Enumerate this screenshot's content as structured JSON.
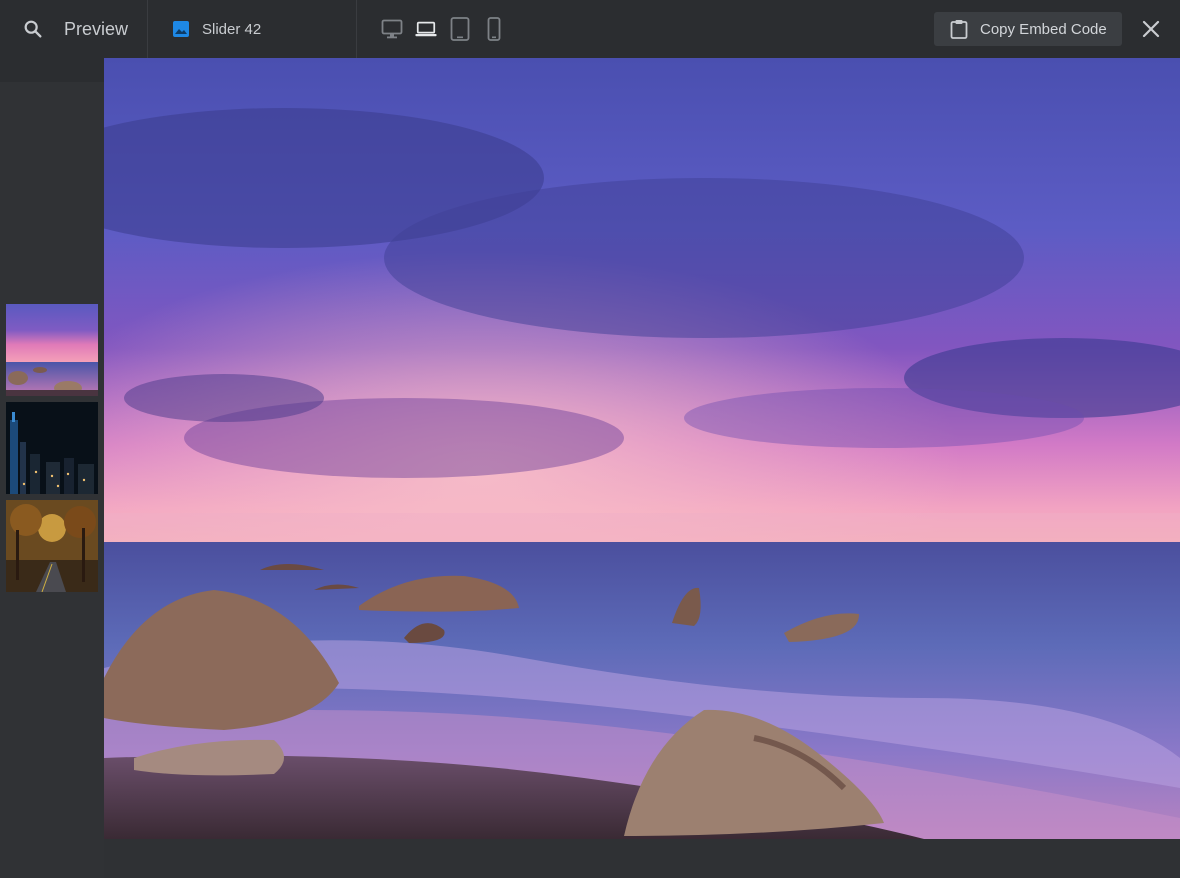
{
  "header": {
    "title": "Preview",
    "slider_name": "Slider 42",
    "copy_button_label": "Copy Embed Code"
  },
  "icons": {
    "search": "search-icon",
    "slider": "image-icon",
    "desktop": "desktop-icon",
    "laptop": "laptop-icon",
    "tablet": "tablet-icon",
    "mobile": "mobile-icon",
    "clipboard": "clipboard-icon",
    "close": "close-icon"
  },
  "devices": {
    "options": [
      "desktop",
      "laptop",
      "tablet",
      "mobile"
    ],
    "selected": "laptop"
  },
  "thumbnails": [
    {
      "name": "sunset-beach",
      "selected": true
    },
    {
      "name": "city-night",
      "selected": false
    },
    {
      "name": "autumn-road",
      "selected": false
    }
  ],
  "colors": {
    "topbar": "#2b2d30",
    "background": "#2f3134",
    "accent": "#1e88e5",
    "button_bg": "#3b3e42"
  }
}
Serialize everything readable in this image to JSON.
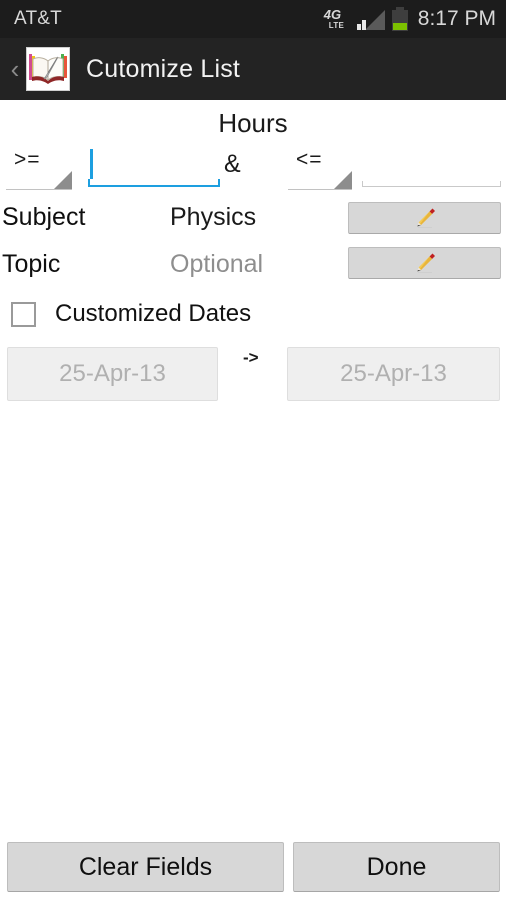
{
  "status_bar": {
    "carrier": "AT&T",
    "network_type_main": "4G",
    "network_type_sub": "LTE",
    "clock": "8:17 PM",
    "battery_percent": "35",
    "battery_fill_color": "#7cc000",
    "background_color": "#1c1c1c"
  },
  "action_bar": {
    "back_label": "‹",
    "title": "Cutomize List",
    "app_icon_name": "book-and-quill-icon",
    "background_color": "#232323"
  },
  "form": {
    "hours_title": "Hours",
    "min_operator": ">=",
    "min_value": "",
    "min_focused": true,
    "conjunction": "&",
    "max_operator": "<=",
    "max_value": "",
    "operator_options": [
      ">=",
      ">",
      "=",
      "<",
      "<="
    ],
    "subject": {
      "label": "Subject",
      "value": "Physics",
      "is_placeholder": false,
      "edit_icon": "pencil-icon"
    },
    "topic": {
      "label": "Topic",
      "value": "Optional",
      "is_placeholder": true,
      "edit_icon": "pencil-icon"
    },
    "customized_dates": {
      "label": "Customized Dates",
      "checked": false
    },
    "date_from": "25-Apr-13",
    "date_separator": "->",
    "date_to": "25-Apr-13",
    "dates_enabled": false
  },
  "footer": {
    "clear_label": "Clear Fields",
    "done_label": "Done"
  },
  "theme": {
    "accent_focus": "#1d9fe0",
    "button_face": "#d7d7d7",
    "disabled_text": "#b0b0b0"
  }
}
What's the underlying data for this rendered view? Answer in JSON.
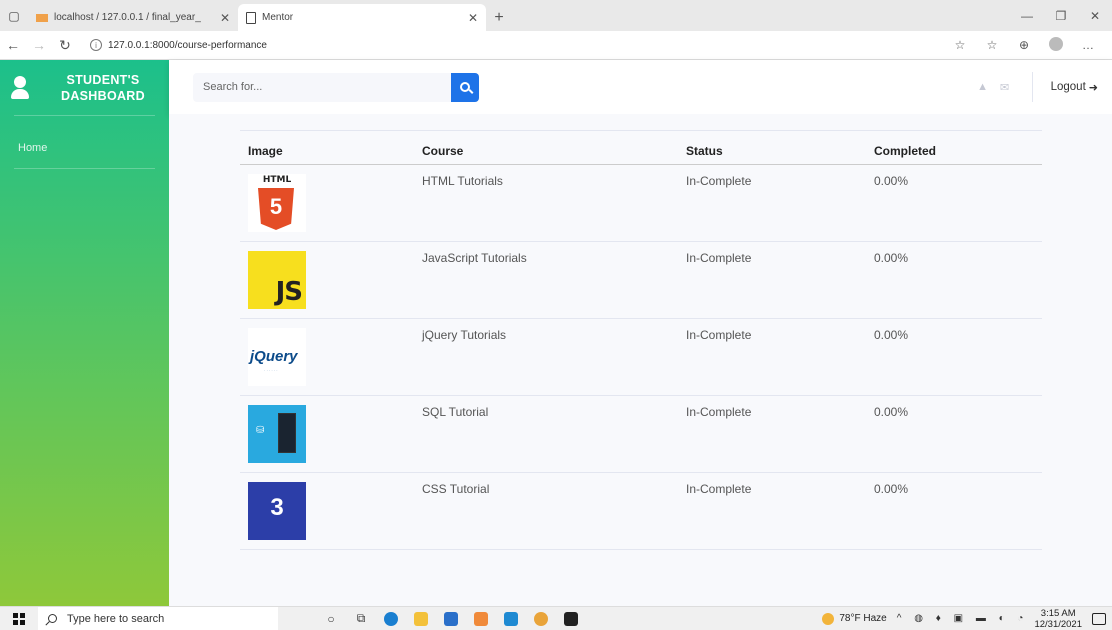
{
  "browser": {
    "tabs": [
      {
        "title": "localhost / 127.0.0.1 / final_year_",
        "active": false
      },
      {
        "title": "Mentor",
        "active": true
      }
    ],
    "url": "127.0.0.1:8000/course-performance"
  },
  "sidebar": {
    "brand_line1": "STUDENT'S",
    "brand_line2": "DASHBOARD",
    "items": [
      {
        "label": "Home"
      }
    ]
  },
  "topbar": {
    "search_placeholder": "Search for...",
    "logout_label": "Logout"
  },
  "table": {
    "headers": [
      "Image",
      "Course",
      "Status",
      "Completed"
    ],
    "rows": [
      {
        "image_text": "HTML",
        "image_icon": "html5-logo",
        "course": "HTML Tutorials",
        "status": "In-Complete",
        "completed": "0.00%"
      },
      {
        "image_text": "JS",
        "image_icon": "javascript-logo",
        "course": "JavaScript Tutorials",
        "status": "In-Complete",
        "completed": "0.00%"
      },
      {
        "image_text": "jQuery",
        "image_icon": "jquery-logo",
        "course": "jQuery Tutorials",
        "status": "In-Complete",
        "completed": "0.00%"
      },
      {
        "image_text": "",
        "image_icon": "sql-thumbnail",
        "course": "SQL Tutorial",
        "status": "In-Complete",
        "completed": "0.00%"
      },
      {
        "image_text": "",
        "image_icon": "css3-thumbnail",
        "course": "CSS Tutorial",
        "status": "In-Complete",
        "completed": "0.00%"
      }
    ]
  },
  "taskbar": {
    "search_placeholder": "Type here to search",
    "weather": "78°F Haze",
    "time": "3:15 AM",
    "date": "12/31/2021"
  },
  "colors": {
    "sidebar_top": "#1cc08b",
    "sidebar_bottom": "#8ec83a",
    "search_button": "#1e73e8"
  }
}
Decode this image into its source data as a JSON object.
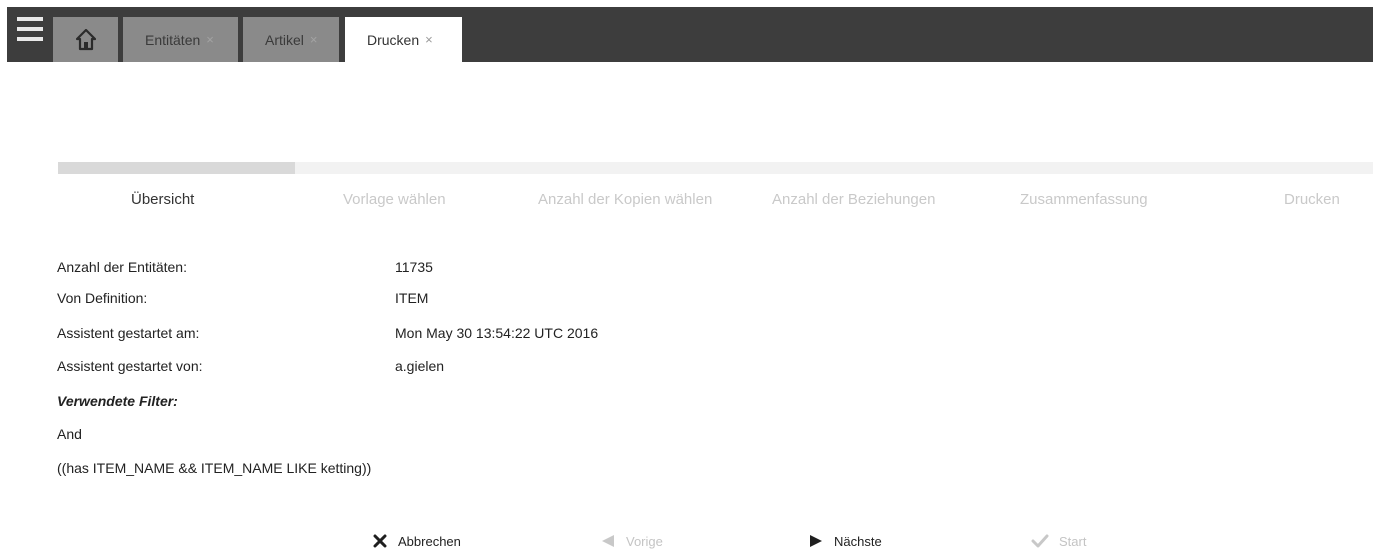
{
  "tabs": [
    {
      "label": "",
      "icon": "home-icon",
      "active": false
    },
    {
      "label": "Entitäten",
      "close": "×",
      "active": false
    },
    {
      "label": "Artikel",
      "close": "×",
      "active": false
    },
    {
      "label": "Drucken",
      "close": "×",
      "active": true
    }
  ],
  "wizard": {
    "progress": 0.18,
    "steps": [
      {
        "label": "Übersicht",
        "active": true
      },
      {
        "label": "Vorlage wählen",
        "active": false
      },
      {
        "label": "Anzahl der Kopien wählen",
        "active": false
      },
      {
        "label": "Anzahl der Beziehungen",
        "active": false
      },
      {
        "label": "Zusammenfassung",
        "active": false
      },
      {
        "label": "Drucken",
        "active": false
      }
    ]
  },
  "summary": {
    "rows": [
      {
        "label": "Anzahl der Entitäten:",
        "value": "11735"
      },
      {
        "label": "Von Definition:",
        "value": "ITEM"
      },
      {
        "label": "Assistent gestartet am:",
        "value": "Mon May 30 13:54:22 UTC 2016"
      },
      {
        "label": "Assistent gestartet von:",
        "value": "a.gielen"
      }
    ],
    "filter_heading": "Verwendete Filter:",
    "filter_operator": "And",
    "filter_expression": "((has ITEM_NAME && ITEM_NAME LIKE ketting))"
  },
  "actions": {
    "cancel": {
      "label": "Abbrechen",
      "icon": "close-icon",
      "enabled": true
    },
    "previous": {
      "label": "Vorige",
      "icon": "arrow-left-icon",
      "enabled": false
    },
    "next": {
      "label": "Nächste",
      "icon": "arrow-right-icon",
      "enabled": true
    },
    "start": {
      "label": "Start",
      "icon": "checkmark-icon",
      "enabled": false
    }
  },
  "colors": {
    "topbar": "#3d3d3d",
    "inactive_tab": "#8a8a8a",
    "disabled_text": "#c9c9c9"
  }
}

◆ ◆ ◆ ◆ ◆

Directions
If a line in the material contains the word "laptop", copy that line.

Response for this exercise
    "laptop": "laptop-icon",
      "laptop",
    "selected": "laptop"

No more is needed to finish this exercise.